We are updating our website advice as the situation develops and will contact you as soon as we know of any changes.
The current Public Health England advice is that you should stay at home for 7 days if you have either a high temperature or a new continuous cough., and our policy is that this should extend to more general cold or flu symptoms.
Students, staff, parents and members of the community should also not come to the school site if they know or believe that they may have coronavirus (COVID-19), have been a close contact of someone with a diagnosis or symptoms of COVID-19.
As you would expect, we have been preparing in detail for all eventualities.
This includes making sure we have materials available for students to access from home and giving particular consideration to students in Year 11 and Year 13 who are approaching exams.
We will also look at events, trips and activities that are taking place and make a decision in line with the expert advice.
been considering how we may manage if we have reduced student attendance
or absences from key staff, and we are continuing to protect the school
environment through enhanced and targeted cleaning.
We will communicate with you in a timely and detailed manner.
Everything we have heard about coronavirus tells us that healthy young people are the least likely to be affected.
The majority will experience mild symptoms and will make a rapid recovery.
However, this does not mean that we can expect to be immune from the effect of the outbreak – not only do we have members of the school community who are in more vulnerable groups, but we all know that our students are in contact with elderly relatives and others in the local community, and so we have a duty to ensure that we limit the spread of the virus as much as possible.
Our Inspire values are the bedrock of the schools in the White Hills
They describe the things that are most important to us, the things about which we remain steadfast, even when we are
challenged and times are difficult. One of our key values is that of Responsibility.
We expect all of our students to understand their own individual responsibility in the measures taken to fight the spread of
That includes following sensible hand-washing advice,
using tissues and so on.
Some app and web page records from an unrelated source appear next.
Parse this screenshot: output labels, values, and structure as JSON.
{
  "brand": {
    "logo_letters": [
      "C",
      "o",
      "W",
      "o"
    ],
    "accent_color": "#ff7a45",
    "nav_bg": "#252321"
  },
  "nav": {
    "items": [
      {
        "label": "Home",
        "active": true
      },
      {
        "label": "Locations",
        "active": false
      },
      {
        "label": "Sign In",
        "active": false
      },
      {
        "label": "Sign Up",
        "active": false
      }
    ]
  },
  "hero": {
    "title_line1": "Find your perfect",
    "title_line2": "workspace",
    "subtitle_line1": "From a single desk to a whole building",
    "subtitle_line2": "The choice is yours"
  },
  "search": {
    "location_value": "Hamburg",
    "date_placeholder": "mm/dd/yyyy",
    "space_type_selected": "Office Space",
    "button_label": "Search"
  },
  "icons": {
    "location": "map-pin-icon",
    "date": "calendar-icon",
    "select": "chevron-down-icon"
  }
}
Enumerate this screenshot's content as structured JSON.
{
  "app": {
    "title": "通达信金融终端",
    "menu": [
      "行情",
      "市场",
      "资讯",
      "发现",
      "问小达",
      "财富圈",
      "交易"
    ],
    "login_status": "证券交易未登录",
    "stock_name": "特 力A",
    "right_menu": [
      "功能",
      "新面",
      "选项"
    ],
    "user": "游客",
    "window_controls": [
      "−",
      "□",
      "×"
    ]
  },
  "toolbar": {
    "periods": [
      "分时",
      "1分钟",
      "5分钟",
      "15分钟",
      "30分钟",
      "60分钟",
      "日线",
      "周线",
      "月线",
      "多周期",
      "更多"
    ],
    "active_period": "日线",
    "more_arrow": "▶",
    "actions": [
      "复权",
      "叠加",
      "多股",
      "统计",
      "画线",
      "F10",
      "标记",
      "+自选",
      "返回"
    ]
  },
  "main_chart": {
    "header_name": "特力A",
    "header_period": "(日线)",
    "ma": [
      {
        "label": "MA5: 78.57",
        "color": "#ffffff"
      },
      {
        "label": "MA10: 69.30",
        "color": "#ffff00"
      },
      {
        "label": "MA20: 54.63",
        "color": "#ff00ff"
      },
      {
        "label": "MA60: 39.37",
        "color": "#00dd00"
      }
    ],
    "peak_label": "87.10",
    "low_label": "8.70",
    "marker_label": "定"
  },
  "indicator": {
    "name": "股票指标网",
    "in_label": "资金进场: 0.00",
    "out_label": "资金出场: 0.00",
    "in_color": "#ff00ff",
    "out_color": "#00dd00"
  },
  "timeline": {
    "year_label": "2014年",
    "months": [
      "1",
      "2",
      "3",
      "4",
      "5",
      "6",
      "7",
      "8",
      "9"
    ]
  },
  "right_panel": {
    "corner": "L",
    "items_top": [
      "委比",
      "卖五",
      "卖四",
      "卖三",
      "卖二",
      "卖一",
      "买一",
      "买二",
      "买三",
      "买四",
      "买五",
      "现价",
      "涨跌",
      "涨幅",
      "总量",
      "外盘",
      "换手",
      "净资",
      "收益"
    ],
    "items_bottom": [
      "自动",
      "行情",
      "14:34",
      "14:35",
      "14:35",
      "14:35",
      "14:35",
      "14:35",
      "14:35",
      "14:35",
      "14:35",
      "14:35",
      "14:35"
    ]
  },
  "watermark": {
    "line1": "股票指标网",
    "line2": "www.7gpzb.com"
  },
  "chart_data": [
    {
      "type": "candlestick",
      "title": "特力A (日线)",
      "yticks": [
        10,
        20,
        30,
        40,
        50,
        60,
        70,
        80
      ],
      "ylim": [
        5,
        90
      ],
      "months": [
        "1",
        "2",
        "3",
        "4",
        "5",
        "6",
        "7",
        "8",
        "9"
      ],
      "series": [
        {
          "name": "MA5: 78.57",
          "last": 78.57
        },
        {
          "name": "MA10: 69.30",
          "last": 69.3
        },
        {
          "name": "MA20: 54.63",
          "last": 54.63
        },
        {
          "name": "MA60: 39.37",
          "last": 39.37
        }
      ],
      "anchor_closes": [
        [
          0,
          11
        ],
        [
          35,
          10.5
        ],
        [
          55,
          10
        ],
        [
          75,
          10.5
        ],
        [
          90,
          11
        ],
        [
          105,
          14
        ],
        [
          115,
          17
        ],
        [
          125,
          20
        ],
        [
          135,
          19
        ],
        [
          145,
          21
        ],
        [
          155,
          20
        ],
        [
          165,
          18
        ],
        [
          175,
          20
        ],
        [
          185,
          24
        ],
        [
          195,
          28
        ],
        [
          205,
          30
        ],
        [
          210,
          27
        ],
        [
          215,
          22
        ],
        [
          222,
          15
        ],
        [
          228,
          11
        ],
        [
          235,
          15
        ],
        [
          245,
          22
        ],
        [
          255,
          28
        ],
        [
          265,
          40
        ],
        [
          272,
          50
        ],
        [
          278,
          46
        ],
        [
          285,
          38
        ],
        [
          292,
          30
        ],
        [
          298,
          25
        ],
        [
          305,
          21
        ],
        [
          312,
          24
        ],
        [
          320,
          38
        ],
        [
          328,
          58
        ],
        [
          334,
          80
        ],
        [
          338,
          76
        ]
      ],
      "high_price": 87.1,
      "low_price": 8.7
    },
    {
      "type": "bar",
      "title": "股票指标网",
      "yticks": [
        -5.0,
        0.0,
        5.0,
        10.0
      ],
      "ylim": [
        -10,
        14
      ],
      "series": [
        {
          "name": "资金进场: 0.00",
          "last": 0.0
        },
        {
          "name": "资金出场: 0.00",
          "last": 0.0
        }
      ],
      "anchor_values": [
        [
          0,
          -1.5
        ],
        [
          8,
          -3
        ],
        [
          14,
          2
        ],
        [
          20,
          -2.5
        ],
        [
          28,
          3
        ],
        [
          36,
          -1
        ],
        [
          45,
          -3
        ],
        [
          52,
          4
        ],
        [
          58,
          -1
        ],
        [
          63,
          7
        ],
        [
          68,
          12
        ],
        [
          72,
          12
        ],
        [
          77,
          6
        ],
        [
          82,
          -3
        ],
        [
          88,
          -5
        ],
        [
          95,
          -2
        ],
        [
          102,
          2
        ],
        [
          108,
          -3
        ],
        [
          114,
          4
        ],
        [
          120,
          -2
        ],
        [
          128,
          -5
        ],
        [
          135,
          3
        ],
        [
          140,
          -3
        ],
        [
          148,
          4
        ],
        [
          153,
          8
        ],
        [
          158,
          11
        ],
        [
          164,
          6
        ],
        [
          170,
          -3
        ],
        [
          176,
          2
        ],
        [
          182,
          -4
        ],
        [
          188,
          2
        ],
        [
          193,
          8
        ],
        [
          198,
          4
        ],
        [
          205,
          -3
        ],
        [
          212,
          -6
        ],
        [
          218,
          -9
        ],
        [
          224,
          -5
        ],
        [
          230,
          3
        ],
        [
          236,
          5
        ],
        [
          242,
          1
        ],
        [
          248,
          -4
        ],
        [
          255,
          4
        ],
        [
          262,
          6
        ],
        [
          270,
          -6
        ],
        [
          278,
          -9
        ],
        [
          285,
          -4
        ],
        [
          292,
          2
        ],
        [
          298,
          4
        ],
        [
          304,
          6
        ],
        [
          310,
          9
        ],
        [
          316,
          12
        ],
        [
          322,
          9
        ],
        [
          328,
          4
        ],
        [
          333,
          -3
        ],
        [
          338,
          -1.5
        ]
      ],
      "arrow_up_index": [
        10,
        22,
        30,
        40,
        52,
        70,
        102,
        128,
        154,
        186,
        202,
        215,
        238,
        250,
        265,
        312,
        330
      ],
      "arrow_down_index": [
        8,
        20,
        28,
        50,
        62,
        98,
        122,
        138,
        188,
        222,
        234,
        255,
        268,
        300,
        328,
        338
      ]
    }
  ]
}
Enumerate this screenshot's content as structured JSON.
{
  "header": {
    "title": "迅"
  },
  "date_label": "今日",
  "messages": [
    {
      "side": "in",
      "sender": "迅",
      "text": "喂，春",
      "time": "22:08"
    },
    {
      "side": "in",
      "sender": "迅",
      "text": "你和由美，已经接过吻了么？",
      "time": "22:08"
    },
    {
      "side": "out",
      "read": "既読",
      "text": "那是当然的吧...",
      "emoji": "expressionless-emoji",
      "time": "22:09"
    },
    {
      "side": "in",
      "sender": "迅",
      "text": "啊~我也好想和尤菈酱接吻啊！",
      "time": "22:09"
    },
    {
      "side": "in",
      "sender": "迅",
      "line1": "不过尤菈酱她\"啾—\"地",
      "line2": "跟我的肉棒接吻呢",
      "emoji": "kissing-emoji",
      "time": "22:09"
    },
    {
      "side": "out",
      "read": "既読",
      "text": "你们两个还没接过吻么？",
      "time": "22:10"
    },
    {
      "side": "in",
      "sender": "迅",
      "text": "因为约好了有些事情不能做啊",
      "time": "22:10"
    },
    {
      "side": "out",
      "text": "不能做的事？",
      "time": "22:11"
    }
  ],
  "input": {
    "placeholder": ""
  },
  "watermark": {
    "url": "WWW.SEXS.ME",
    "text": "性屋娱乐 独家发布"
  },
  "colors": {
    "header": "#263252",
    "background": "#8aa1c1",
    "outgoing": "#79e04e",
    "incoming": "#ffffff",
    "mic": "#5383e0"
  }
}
It also includes taking more responsibility at home if family members are unwell, coping with changes in routines and responding with maturity to advice and requests.
Another of our Inspire Values is Nurture – the way we show care and compassion for others.
Students might show this by keeping an eye out for friends who are worried or anxious, by helping elderly relatives and neighbours who are isolated at home, or by showing kindness and care in their local community, for example by donating to food banks.
It is a truism that difficult moments often bring out the best in communities, and I know our students will rise to the challenges that face them.
I’d like to end by offering my best wishes for your continuing good health.
Chief Executive Officer